SERIES Warehouse 13: The second season premiere picks up right where the first season left off. MacPherson (Roger Rees) has blown Artie (Saul Rubinek) to smithereens and disappeared, and there are a few questions remaining: Is Leena (Genelle Williams) really a traitor? Where has Claudia (Allison Scagliotti) gone? How will Pete and Myka (Eddie McClintock, Joanne Kelly) and the Warehouse fare without Artie? (9 p.m. Syfy) P.O.V.: Promised Land: Filmmaker Yoruba Richen's new documentary explores two key legal struggles over land in South Africa, where a dirt-poor community petitions for the return of 42,000 acres of fertile farmland currently being controlled by white farmers and developers, and the case of a middle-class black family that claims it owns 3,800 acres now possessed by a few white farmers (10 p.m. KCET)
April 24, 2002 |
By all appearances, the big broadcast networks jumped on every reunion special they were pitched for this year's May ratings sweeps, which begin Thursday. But gossip has it that the nets were, in fact, selective, rejecting after careful deliberation a stack of proposals, including: "TV's All-Time Stinkers and Jaw-Dropping Disasters." A cavalcade of megaton bombs through the years, including "Supertrain," "Pink Lady ... and Jeff," "Mr.
July 15, 1987 |

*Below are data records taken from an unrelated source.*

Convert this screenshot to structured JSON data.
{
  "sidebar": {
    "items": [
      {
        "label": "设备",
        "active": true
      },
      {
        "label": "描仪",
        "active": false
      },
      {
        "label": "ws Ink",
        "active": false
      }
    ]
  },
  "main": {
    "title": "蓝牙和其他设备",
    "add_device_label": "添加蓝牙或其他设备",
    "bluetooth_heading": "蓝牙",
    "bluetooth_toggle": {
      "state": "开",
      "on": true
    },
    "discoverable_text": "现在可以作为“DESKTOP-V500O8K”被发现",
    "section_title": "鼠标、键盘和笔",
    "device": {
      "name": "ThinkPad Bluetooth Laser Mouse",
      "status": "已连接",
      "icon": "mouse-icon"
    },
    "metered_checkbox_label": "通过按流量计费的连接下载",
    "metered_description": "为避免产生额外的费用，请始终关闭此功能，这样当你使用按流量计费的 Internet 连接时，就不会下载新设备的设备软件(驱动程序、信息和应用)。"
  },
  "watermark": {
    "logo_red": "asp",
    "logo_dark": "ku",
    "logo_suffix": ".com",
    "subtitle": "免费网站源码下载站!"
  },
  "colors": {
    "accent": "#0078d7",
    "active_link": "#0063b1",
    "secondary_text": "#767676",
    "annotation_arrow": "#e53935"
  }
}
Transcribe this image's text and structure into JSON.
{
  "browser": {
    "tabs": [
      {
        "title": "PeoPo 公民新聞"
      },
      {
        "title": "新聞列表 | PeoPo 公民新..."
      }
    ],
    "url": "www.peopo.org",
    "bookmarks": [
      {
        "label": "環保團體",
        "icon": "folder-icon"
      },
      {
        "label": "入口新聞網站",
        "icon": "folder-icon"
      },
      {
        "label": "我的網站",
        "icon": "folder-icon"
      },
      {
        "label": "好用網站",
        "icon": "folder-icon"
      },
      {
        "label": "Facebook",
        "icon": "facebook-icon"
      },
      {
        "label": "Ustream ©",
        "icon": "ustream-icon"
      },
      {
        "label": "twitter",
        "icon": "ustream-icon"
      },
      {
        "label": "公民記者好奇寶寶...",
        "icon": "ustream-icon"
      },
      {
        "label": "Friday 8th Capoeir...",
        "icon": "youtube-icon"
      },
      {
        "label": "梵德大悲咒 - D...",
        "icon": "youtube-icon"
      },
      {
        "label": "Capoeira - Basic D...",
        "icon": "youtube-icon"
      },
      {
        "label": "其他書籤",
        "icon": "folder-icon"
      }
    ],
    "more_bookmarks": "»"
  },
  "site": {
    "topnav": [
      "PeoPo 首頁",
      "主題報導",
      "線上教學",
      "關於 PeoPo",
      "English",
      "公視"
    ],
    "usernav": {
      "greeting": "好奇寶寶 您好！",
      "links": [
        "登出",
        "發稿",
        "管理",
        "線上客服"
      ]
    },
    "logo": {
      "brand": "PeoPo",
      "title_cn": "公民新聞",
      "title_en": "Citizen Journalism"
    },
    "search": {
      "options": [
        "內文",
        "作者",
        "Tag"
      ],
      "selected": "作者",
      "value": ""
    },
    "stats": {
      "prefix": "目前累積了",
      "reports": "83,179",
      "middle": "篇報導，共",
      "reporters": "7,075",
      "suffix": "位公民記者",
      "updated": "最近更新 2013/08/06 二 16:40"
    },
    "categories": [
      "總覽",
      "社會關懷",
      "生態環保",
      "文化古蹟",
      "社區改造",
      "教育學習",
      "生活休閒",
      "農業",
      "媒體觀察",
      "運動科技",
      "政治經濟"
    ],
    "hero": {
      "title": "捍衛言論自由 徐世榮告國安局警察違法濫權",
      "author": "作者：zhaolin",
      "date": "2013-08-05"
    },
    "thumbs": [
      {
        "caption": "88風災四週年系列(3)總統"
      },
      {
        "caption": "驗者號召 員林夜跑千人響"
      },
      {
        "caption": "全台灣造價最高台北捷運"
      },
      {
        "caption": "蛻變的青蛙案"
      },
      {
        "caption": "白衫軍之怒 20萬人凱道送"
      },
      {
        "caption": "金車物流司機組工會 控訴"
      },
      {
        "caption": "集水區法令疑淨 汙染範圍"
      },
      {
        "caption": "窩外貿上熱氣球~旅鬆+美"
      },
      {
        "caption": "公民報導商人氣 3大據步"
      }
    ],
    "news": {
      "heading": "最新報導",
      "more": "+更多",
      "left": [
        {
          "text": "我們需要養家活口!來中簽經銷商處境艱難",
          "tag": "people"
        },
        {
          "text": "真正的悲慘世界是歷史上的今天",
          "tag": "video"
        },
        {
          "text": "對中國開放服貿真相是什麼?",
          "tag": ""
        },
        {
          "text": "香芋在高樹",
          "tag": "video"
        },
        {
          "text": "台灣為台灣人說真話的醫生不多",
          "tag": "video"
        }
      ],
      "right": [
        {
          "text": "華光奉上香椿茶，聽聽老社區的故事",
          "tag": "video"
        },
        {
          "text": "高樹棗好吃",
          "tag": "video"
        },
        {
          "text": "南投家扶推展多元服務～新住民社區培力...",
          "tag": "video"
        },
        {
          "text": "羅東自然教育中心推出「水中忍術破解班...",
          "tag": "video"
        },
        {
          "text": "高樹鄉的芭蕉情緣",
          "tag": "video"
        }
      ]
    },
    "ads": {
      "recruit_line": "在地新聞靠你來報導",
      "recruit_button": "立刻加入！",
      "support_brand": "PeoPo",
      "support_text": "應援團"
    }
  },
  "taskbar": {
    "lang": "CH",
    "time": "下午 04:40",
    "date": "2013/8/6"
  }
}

The most astonishing thing about "NBC Presents the AFI Comedy Special" isn't that it's so consistently and so pathetically unfunny. It's that NBC doesn't seem to have a clue that it's created yet another TV crime against comedy (tonight at 10 on Channels 4, 36, 39).
December 12, 1985 |
The Los Angeles Friends of the National Jewish Center for Immunology and Respiratory Medicine held its 1985 Humanitarian Award dinner-dance Tuesday at the Beverly Wilshire and in a season when dinner-dances for good causes outnumber holiday TV shows, the Friends proved that even in cold weather, it can be more entertaining to go out than to stay in. The quips came faster than the drinks. There was master of ceremonies Charles Z. Wick, head of the U.S.
April 2, 1987 |
Dale Gonyea is one of the few male performers around who can get away with being winsome without putting your teeth on edge. Dick Shawn has made a comedy career of puzzling the apocalyptic--past, present and future. Together they make up an entertainment at the Pasadena Playhouse called "In Concert, Dick Shawn and Dale Gonyea." If the title and the noun entertainment are less than inspiring, so be it.
May 11, 1989 |
"Whenever I get to some place like Kansas," announced comic Bernie Berns, "the first thing I say is: 'Where can I get a hot pastrami sandwich?' Suddenly, when you're away from New York, your appetite gets bigger for your beginnings, your roots." That's the philosophy behind "A Night in the Catskills" (at the Las Palmas Theatre), a nostalgic tribute to the "Borscht Belt" starring Berns, singer Claire Barry and violinist Sascha Torma. The show itself offers a small primer on the history of the Catskills, which began as a summer retreat for sweatshop workers and their families in the 1890s.